JULIA SPENCER-FLEMING: You've all heard me complain about how distracted I am and how hard it seems for me to just get my writing time in and finish this #@&*! book! I can identify with Rhys' kid-schedule mastery, because the ONE area where I am always on top of things is the family schedule. Picking up from and dropping off from work (The Smithie has two jobs and doesn't drive) dental appointments, doctor appointments, filling out forms, even touching base with Youngest during our daily online chat (she's away at boarding school) - I know exactly where I have to be, and where everyone else is.
When it comes to work time, though, I'm just like Debs...oh, no, I forgot to throw in a load of laundry! Then on the way back to my laptop, I'll stop in the kitchen to "just clear off the table." Thirty minutes later I settle down to my machine and open up my manuscript--but quick, before I start, I'll check Facebook and my email...which I surface from after forty-five minutes because the dogs need to go out...
So I LOVE Hank's idea of writing down a schedule and using the alarm on her phone to keep her honest. Because that forces you to prioritize, doesn't it? Oops, I can't hang around answering each and every email, THE PHONE says it's time to go to work. I'm going to try the Hank Method tomorrow. I'll let you all know if it works for me.
Oh, and also, I agree with Susan. I let my Y membership lapse after both the older kids left for college, and never re-enrolled when they came back. I recently read something that said regular physical exercise increases memory and concentration. For that alone, I decided it was time to get back in the pool!
DEBS: Susan, Julia, you absolutely must take care of yourselves! Susan, pneumonia four times in a year is your body sending you a big red flag. But huge congrats on finishing your book!!! And Julia, we are pulling with you!
And the word count thing? I set a word count goal (it used to be pages, but since I started working in Scrivener a couple of books ago, I use words because it's so easy to keep track) but no matter what that goal is, I start to lose steam at about a 1000 words...

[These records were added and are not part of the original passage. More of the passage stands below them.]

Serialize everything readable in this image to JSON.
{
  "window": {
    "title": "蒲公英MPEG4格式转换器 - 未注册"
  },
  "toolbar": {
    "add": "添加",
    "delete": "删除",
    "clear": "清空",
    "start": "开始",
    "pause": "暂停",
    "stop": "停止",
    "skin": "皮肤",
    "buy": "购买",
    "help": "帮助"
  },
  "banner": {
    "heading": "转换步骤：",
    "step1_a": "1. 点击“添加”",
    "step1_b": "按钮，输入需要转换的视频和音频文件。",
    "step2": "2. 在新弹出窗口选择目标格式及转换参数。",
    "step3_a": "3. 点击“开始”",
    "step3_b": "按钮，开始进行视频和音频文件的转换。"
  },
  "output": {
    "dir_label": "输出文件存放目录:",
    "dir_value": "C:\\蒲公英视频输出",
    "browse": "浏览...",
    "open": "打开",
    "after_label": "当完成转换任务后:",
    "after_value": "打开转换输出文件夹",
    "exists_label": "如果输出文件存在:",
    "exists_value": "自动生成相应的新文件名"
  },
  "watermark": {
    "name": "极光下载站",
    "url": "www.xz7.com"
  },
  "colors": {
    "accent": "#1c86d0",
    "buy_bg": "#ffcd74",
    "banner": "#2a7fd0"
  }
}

And another thing I've discovered is that I ABSOLUTELY HAVE TO WRITE DOWN THAT GOAL. I use a paper desk diary, and on every day slot I put my goal, and then at the end of the day I fill in how many words I actually wrote. Ouch. But if I haven't written down the goal I will only write a fraction as much. Fascinating, isn't it? So interesting the way everyone gets at things in different ways, isn't it? And, as Hank says, the way we trick our brains.

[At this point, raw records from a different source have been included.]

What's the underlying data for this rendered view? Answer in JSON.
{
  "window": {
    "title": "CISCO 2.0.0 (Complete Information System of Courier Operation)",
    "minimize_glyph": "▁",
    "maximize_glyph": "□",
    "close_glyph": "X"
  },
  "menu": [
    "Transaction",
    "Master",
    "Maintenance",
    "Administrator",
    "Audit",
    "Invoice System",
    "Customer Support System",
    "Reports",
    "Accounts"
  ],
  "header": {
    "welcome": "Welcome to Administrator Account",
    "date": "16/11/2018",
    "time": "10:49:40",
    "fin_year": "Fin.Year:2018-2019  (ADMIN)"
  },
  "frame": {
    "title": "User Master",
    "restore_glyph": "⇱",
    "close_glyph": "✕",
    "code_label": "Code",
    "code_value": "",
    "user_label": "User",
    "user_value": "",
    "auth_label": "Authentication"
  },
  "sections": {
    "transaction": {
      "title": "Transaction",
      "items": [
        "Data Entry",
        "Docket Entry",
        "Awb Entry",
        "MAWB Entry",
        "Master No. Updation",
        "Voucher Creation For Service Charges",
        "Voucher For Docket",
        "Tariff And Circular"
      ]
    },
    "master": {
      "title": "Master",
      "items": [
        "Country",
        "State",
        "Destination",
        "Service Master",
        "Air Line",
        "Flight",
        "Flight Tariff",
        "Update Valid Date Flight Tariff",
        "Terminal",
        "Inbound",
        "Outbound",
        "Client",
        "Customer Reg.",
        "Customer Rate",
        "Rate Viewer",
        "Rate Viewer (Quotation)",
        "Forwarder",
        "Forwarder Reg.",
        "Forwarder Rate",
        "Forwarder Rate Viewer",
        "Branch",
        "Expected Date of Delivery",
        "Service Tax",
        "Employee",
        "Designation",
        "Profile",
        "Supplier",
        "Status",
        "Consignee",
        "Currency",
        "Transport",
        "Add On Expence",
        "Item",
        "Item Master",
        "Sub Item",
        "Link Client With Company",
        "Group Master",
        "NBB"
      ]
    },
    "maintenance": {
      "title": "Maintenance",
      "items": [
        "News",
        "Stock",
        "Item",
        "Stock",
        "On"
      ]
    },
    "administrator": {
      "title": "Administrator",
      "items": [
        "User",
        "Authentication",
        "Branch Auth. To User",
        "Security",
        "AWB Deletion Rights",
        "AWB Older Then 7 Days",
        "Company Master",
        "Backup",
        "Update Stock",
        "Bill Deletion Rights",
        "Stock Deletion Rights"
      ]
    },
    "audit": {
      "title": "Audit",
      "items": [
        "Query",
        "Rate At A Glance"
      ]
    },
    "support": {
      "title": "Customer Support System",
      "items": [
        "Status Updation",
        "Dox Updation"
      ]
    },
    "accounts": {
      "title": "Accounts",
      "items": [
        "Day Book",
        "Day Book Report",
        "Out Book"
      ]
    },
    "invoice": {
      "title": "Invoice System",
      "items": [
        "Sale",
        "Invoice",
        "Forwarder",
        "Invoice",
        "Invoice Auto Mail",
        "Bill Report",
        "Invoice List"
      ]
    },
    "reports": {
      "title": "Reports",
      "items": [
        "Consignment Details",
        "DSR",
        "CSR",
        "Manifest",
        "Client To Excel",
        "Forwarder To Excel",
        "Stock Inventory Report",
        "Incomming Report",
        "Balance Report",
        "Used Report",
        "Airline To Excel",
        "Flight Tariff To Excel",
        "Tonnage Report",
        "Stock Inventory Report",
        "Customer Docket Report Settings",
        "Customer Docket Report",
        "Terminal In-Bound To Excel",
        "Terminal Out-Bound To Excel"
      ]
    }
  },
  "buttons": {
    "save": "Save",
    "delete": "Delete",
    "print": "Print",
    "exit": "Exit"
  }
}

Today I'm setting a timer. Thank you, Hank.
READERS, do you struggle to stay focused on one thing? (And if so, tell us your tips.) Or, like Hallie and Rhys, do you thrive on multi-tasking?